**What you have to do**: Please give an exact printout of the records, without any pictures.

+++ Excerpted records +++

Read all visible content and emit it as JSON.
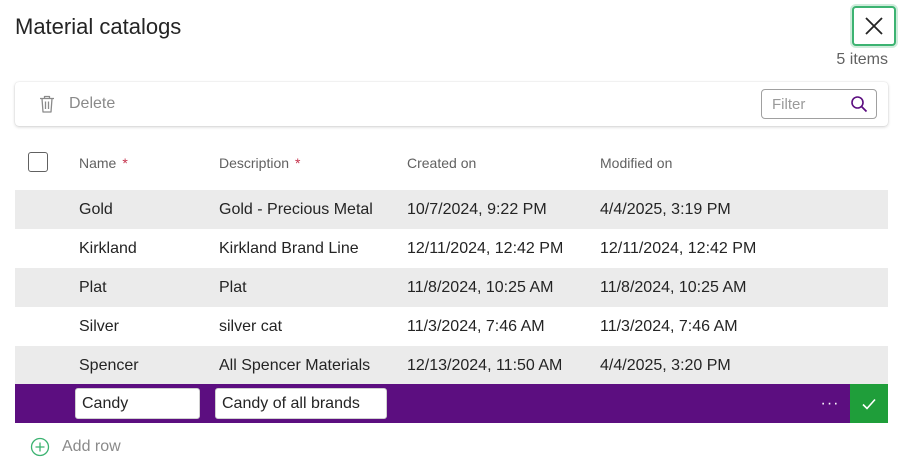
{
  "dialog": {
    "title": "Material catalogs",
    "item_count": "5 items"
  },
  "toolbar": {
    "delete_label": "Delete",
    "filter_placeholder": "Filter"
  },
  "columns": {
    "name": "Name",
    "description": "Description",
    "created": "Created on",
    "modified": "Modified on",
    "required_marker": "*"
  },
  "rows": [
    {
      "name": "Gold",
      "description": "Gold - Precious Metal",
      "created": "10/7/2024, 9:22 PM",
      "modified": "4/4/2025, 3:19 PM"
    },
    {
      "name": "Kirkland",
      "description": "Kirkland Brand Line",
      "created": "12/11/2024, 12:42 PM",
      "modified": "12/11/2024, 12:42 PM"
    },
    {
      "name": "Plat",
      "description": "Plat",
      "created": "11/8/2024, 10:25 AM",
      "modified": "11/8/2024, 10:25 AM"
    },
    {
      "name": "Silver",
      "description": "silver cat",
      "created": "11/3/2024, 7:46 AM",
      "modified": "11/3/2024, 7:46 AM"
    },
    {
      "name": "Spencer",
      "description": "All Spencer Materials",
      "created": "12/13/2024, 11:50 AM",
      "modified": "4/4/2025, 3:20 PM"
    }
  ],
  "edit_row": {
    "name_value": "Candy",
    "description_value": "Candy of all brands",
    "more_label": "···"
  },
  "add_row_label": "Add row",
  "colors": {
    "accent_purple": "#5c0e80",
    "save_green": "#1f9e3a",
    "focus_ring": "#3cb371",
    "required_red": "#c4314b"
  }
}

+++

**Answer to the exercise**:
Read all visible content and emit it as JSON.
{
  "dialog": {
    "title": "Material catalogs",
    "item_count": "5 items"
  },
  "toolbar": {
    "delete_label": "Delete",
    "filter_placeholder": "Filter"
  },
  "columns": {
    "name": "Name",
    "description": "Description",
    "created": "Created on",
    "modified": "Modified on",
    "required_marker": "*"
  },
  "rows": [
    {
      "name": "Gold",
      "description": "Gold - Precious Metal",
      "created": "10/7/2024, 9:22 PM",
      "modified": "4/4/2025, 3:19 PM"
    },
    {
      "name": "Kirkland",
      "description": "Kirkland Brand Line",
      "created": "12/11/2024, 12:42 PM",
      "modified": "12/11/2024, 12:42 PM"
    },
    {
      "name": "Plat",
      "description": "Plat",
      "created": "11/8/2024, 10:25 AM",
      "modified": "11/8/2024, 10:25 AM"
    },
    {
      "name": "Silver",
      "description": "silver cat",
      "created": "11/3/2024, 7:46 AM",
      "modified": "11/3/2024, 7:46 AM"
    },
    {
      "name": "Spencer",
      "description": "All Spencer Materials",
      "created": "12/13/2024, 11:50 AM",
      "modified": "4/4/2025, 3:20 PM"
    }
  ],
  "edit_row": {
    "name_value": "Candy",
    "description_value": "Candy of all brands",
    "more_label": "···"
  },
  "add_row_label": "Add row",
  "colors": {
    "accent_purple": "#5c0e80",
    "save_green": "#1f9e3a",
    "focus_ring": "#3cb371",
    "required_red": "#c4314b"
  }
}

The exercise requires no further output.